### EXERCISE PROMPT
Write out each record below, word for word.

### SOURCE DATA

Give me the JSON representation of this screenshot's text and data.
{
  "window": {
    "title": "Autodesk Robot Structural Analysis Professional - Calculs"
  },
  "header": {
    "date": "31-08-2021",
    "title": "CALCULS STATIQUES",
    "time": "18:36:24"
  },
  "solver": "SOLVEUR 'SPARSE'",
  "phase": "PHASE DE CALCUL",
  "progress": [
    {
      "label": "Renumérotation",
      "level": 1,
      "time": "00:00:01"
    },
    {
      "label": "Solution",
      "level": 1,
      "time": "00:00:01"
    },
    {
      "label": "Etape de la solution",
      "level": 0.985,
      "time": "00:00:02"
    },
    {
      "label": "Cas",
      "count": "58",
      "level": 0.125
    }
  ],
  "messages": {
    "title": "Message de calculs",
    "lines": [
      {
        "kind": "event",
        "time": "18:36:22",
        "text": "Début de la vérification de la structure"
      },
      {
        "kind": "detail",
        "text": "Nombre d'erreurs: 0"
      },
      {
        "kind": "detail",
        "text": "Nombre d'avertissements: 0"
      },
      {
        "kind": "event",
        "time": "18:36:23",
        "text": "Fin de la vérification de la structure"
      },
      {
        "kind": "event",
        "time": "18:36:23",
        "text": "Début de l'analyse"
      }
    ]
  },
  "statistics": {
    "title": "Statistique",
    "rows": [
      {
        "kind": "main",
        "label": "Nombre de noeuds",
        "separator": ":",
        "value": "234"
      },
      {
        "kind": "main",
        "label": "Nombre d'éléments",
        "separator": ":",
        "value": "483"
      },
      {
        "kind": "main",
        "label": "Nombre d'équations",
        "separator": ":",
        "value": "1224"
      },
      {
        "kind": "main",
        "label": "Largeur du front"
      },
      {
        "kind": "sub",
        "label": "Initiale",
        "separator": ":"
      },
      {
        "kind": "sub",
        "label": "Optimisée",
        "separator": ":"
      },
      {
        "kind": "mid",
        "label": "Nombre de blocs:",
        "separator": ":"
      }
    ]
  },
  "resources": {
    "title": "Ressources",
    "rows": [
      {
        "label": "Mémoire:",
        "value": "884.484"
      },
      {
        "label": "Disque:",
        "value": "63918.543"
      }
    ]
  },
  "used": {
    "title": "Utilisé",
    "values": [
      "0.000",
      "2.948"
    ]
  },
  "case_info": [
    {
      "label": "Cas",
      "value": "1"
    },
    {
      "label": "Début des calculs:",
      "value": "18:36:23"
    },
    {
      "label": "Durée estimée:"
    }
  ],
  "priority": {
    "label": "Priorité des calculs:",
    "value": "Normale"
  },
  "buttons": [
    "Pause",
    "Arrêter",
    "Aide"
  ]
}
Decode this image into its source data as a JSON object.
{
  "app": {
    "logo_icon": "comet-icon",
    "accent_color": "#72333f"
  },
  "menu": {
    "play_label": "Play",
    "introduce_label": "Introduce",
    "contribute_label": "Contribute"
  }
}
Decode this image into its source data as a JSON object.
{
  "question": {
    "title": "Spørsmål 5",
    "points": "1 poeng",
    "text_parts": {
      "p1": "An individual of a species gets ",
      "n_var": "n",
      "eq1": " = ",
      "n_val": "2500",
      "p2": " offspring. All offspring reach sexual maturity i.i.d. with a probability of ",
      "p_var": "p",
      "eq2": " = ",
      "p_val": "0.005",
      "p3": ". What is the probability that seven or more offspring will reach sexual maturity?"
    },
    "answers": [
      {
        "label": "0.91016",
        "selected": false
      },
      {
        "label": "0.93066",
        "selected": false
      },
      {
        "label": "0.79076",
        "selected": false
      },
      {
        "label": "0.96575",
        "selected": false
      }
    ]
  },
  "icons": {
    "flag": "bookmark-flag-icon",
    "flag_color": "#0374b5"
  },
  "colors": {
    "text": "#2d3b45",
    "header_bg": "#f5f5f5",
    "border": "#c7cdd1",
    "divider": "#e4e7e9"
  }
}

### ANSWER
Give me the JSON representation of this screenshot's text and data.
{
  "window": {
    "title": "Autodesk Robot Structural Analysis Professional - Calculs"
  },
  "header": {
    "date": "31-08-2021",
    "title": "CALCULS STATIQUES",
    "time": "18:36:24"
  },
  "solver": "SOLVEUR 'SPARSE'",
  "phase": "PHASE DE CALCUL",
  "progress": [
    {
      "label": "Renumérotation",
      "level": 1,
      "time": "00:00:01"
    },
    {
      "label": "Solution",
      "level": 1,
      "time": "00:00:01"
    },
    {
      "label": "Etape de la solution",
      "level": 0.985,
      "time": "00:00:02"
    },
    {
      "label": "Cas",
      "count": "58",
      "level": 0.125
    }
  ],
  "messages": {
    "title": "Message de calculs",
    "lines": [
      {
        "kind": "event",
        "time": "18:36:22",
        "text": "Début de la vérification de la structure"
      },
      {
        "kind": "detail",
        "text": "Nombre d'erreurs: 0"
      },
      {
        "kind": "detail",
        "text": "Nombre d'avertissements: 0"
      },
      {
        "kind": "event",
        "time": "18:36:23",
        "text": "Fin de la vérification de la structure"
      },
      {
        "kind": "event",
        "time": "18:36:23",
        "text": "Début de l'analyse"
      }
    ]
  },
  "statistics": {
    "title": "Statistique",
    "rows": [
      {
        "kind": "main",
        "label": "Nombre de noeuds",
        "separator": ":",
        "value": "234"
      },
      {
        "kind": "main",
        "label": "Nombre d'éléments",
        "separator": ":",
        "value": "483"
      },
      {
        "kind": "main",
        "label": "Nombre d'équations",
        "separator": ":",
        "value": "1224"
      },
      {
        "kind": "main",
        "label": "Largeur du front"
      },
      {
        "kind": "sub",
        "label": "Initiale",
        "separator": ":"
      },
      {
        "kind": "sub",
        "label": "Optimisée",
        "separator": ":"
      },
      {
        "kind": "mid",
        "label": "Nombre de blocs:",
        "separator": ":"
      }
    ]
  },
  "resources": {
    "title": "Ressources",
    "rows": [
      {
        "label": "Mémoire:",
        "value": "884.484"
      },
      {
        "label": "Disque:",
        "value": "63918.543"
      }
    ]
  },
  "used": {
    "title": "Utilisé",
    "values": [
      "0.000",
      "2.948"
    ]
  },
  "case_info": [
    {
      "label": "Cas",
      "value": "1"
    },
    {
      "label": "Début des calculs:",
      "value": "18:36:23"
    },
    {
      "label": "Durée estimée:"
    }
  ],
  "priority": {
    "label": "Priorité des calculs:",
    "value": "Normale"
  },
  "buttons": [
    "Pause",
    "Arrêter",
    "Aide"
  ]
}
Decode this image into its source data as a JSON object.
{
  "app": {
    "logo_icon": "comet-icon",
    "accent_color": "#72333f"
  },
  "menu": {
    "play_label": "Play",
    "introduce_label": "Introduce",
    "contribute_label": "Contribute"
  }
}
Decode this image into its source data as a JSON object.
{
  "question": {
    "title": "Spørsmål 5",
    "points": "1 poeng",
    "text_parts": {
      "p1": "An individual of a species gets ",
      "n_var": "n",
      "eq1": " = ",
      "n_val": "2500",
      "p2": " offspring. All offspring reach sexual maturity i.i.d. with a probability of ",
      "p_var": "p",
      "eq2": " = ",
      "p_val": "0.005",
      "p3": ". What is the probability that seven or more offspring will reach sexual maturity?"
    },
    "answers": [
      {
        "label": "0.91016",
        "selected": false
      },
      {
        "label": "0.93066",
        "selected": false
      },
      {
        "label": "0.79076",
        "selected": false
      },
      {
        "label": "0.96575",
        "selected": false
      }
    ]
  },
  "icons": {
    "flag": "bookmark-flag-icon",
    "flag_color": "#0374b5"
  },
  "colors": {
    "text": "#2d3b45",
    "header_bg": "#f5f5f5",
    "border": "#c7cdd1",
    "divider": "#e4e7e9"
  }
}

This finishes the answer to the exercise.